Like several other such scenarios, Damning Evidence drew heavily on the social conventions of geisha houses. The way the “floating world” operated as a separate and distinct social environment within the larger world of Rokugan fascinated me, and I returned to this many times in both this campaign and the next one. (In fact, I often thought about doing a module set entirely within a geisha house – I never quite pulled that off, although I got close in HoR2’s mod A Champion’s Heart.)

Since the PCs were facing a Kolat frame-up, I deliberately made this into a no-win scenario. It would have rather absurd, after all, for a thousand-year-old conspiracy to create a frame-up that could be unraveled in a few hours by a small group of samurai. So the evidence was, indeed, by Rokugani standards completely damning – players who were accustomed to going through an investigative module and systematically unraveling the truth found themselves running up against an endless series of brick walls. They could uncover just enough information to satisfy themselves that it was indeed a frame-job, but not nearly enough to exonerate Tajiki.

The only way to technically “win” the investigation was to ignore conventional evidence in favor of specifically evoking the testimony of the ancestors (the one form of magical evidence which the Lion will accept). However, even if the PCs pulled this off, the dead Lion’s son insisted on a duel (the Kolat chose their target carefully). So Tajiki perishes no matter what – but not before passing on his information to the PCs, anointing them as the new crusaders against the Kolat.
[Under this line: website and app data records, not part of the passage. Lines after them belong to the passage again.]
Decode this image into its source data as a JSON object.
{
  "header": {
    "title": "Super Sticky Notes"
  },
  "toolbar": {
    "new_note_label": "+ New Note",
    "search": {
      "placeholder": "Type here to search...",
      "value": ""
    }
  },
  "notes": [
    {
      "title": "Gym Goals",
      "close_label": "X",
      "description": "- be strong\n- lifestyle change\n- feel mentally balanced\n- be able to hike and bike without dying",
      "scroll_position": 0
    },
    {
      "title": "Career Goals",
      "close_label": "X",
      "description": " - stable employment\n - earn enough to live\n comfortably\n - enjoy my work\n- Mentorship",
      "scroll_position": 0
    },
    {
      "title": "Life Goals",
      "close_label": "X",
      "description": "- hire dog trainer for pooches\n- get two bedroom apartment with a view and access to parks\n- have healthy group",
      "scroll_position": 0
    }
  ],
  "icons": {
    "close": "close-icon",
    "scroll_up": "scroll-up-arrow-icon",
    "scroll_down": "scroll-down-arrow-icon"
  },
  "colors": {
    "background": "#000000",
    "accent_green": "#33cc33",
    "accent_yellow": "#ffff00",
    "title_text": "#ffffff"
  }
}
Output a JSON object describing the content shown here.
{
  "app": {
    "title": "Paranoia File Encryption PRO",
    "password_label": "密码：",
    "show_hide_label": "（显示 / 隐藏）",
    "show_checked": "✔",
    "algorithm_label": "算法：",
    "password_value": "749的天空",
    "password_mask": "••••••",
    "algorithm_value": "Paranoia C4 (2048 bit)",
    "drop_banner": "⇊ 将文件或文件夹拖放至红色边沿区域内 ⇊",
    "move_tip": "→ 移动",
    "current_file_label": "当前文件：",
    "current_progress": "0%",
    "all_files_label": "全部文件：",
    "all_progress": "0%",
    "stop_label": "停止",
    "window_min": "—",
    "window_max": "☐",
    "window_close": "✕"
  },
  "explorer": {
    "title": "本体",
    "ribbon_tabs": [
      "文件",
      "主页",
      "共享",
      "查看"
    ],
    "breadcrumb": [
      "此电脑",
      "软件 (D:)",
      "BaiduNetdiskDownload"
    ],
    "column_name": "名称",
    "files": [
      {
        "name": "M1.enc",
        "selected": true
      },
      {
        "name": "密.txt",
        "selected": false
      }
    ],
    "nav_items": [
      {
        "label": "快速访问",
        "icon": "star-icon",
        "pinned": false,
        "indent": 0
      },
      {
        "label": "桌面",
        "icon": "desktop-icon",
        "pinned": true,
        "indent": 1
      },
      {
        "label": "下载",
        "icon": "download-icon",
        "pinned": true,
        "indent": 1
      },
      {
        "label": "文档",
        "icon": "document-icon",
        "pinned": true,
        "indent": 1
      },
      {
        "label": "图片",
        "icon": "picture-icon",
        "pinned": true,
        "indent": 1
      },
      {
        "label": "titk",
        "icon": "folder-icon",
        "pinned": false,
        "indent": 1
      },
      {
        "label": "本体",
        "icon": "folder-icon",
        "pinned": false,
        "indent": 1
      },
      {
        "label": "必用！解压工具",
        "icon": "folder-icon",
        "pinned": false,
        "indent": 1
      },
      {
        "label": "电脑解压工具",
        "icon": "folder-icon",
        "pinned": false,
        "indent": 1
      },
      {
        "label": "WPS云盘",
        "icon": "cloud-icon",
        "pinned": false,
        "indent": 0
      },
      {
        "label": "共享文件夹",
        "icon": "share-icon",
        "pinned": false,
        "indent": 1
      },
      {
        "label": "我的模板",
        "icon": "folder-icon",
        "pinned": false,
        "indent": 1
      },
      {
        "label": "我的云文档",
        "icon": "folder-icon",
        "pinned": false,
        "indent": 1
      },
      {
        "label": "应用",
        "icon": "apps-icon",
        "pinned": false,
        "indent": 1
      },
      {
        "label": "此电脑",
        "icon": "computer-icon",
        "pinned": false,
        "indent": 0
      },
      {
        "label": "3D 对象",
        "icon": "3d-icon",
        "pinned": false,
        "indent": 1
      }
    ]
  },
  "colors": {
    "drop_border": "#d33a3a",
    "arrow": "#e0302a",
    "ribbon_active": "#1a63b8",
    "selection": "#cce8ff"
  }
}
Side-topic: “All-Rank” Modules
I had experimented once or twice earlier with modules designed to be played by characters of any Insight Rank, but for the most part I had tried to create distinctions between Low-Rank modules aimed at less-powerful characters and the Low/Mid and Mid-Rank mods aimed at the longer-playing veterans. However, the campaign’s relatively high casualty rate had played havoc with this structure by regularly forcing players to start over with new characters. Heading into the campaign’s final year, it was increasingly apparent that everyone wanted to be able to play all the remaining modules with their main character, regardless of Insight Rank. In order to accommodate this, I decided to make all the remaining modules into “All-Rank” scenarios. This meant a lot of extra work, since I had to create two complete sets of stats for the bad guys in every module – AND include additional balancing suggestions for parties that fell at the upper and lower extremes of the power-curve. The final six months of the campaign would have been mentally exhausting in any circumstance, but were made even more so by this. I was very glad to move on to HoR2 and start writing basic Low-Rank mods again.